There were still quite a few taxi’s operating as advertised in a 1957 phone book The Berkeley Taxi Service owned and operated by William Furlong, Jr., at 2 1/2 Broadway; Underhill’s at 80 Broadway;

Brundage taxi at 55 Main Street; Eight-0-Eight [the phone number] Taxi at 70 Broadway; Jim’s Taxi 11 Park Ave.; Arthur Bartlett 5 View Street; Riordan Taxi at 22 Broadway and Sporck’s Taxi at 23 Lake Flower Ave.

Two injured in Riverside Drive fire, 1937

“Both Mrs. Charles H. Roberts and J. A. Douglass, a fireman, suffered burns in an apartment fire at 41 Riverside Drive Saturday afternoon, Mrs. Roberts when the blaze started and Mr. Douglas in attempting to extinguish it.

“The fire, which blackened walls in the apartment, started as Mrs. Roberts was using an open pan of cleaning fluid, which exploded. Although she was burned about the face, hands and arms, she rushed to other apartments in the building, spreading the alarm.

“Mr. Douglas suffered burns about the head and face as he, with other firemen, attempted to enter the blazing room. The fire was brought under control by use of chemicals.

“Mrs. Roberts, who is secretary to William G. Distin, is under the care of Dr. John R. Murphy.”

Speculator crash, May 17, 1937

“Failing to make the sharp Lake Flower Avenue curve near the Freeman Baker boat landing [now Fogarty’s] property, Max Kennedy, 23, of Lake Placid, early yesterday morning drove a heavy sedan through a 15-foot-wide marsh, over a 3-foot embankment and crashed into the porch of Christian Sporck’s home, overturning the car.

“Kennedy, the son of Mr. and Mrs. Hugh Kennedy, of 444 Main St., Lake Placid, is in General Hospital recovering from his injuries. His condition was reported as ‘fair’ this morning by hospital officials who stated that the full extent of his injuries was still undetermined.

“The youth was driving a large sedan registered to Mrs. Daisy Reiss, 50 Hillcrest Ave., Lake Placid, police say. The car was practically demolished in the crash.

“Kennedy is believed to be coming from Lake Placid into the village at a high rate of speed, when he failed to successfully make the curve. Only an object moving at considerable speed could cross the water, climb the bank and rip out four posts on the porch, as the car did, police say.
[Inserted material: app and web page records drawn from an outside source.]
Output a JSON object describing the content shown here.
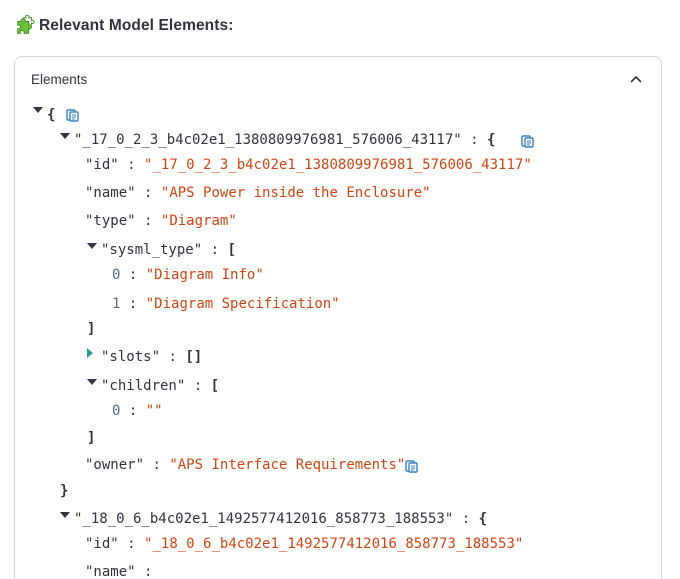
{
  "header": {
    "title": "Relevant Model Elements:",
    "icon": "puzzle-icon"
  },
  "expander": {
    "label": "Elements",
    "expanded": true
  },
  "json": {
    "root_open": "{",
    "root_close": "}",
    "colon": ":",
    "obj_open": "{",
    "arr_open": "[",
    "arr_close": "]",
    "empty_arr": "[]",
    "elem1": {
      "key": "\"_17_0_2_3_b4c02e1_1380809976981_576006_43117\"",
      "id_key": "\"id\"",
      "id_val": "\"_17_0_2_3_b4c02e1_1380809976981_576006_43117\"",
      "name_key": "\"name\"",
      "name_val": "\"APS Power inside the Enclosure\"",
      "type_key": "\"type\"",
      "type_val": "\"Diagram\"",
      "sysml_key": "\"sysml_type\"",
      "sysml_items": [
        {
          "index": "0",
          "value": "\"Diagram Info\""
        },
        {
          "index": "1",
          "value": "\"Diagram Specification\""
        }
      ],
      "slots_key": "\"slots\"",
      "children_key": "\"children\"",
      "children_items": [
        {
          "index": "0",
          "value": "\"\""
        }
      ],
      "owner_key": "\"owner\"",
      "owner_val": "\"APS Interface Requirements\""
    },
    "elem2": {
      "key": "\"_18_0_6_b4c02e1_1492577412016_858773_188553\"",
      "id_key": "\"id\"",
      "id_val": "\"_18_0_6_b4c02e1_1492577412016_858773_188553\"",
      "name_key": "\"name\""
    }
  },
  "colors": {
    "string": "#d14515",
    "index": "#5a6b82",
    "copy_icon": "#3b82c4",
    "triangle": "#31333f",
    "collapsed_triangle": "#2a9d8f"
  }
}
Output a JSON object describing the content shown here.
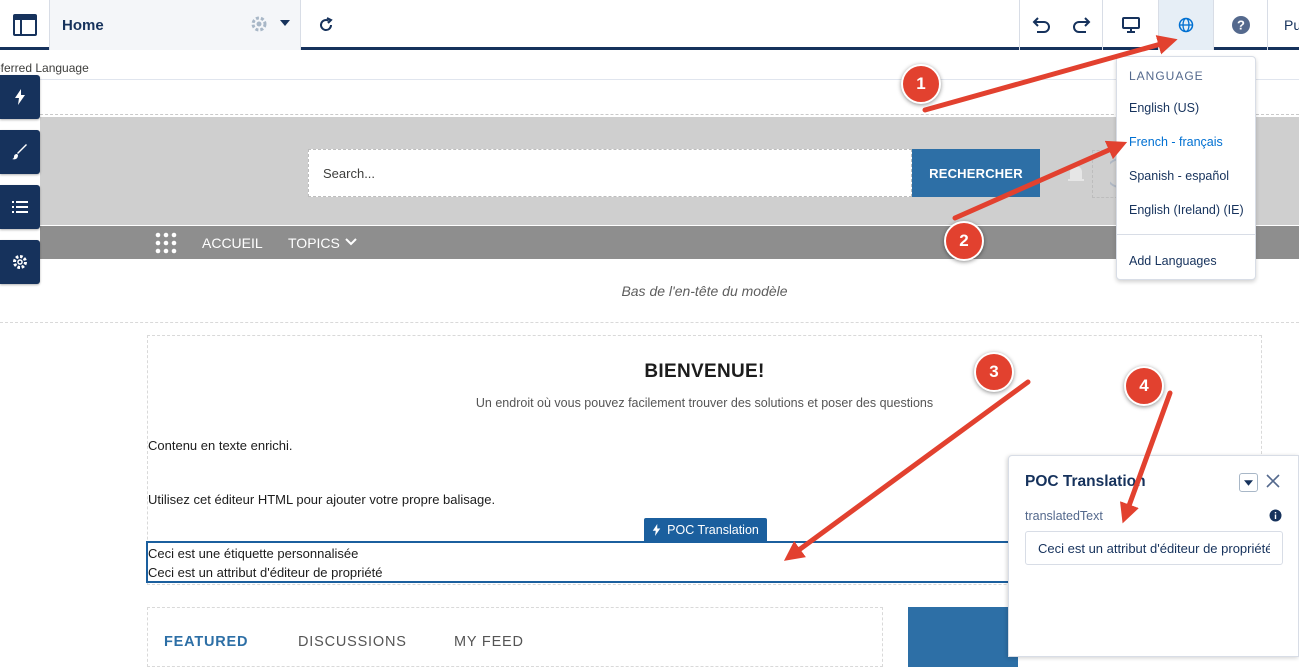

“The young driver was taken to the hospital by Mr. Sporck, who was awakened by the crash, as were many others in the immediate vicinity of the accident.”

(Editor’s note: The column from May 24 “Saranac?Lake as an art center” was mistakenly run again, as it originally ran April 19.)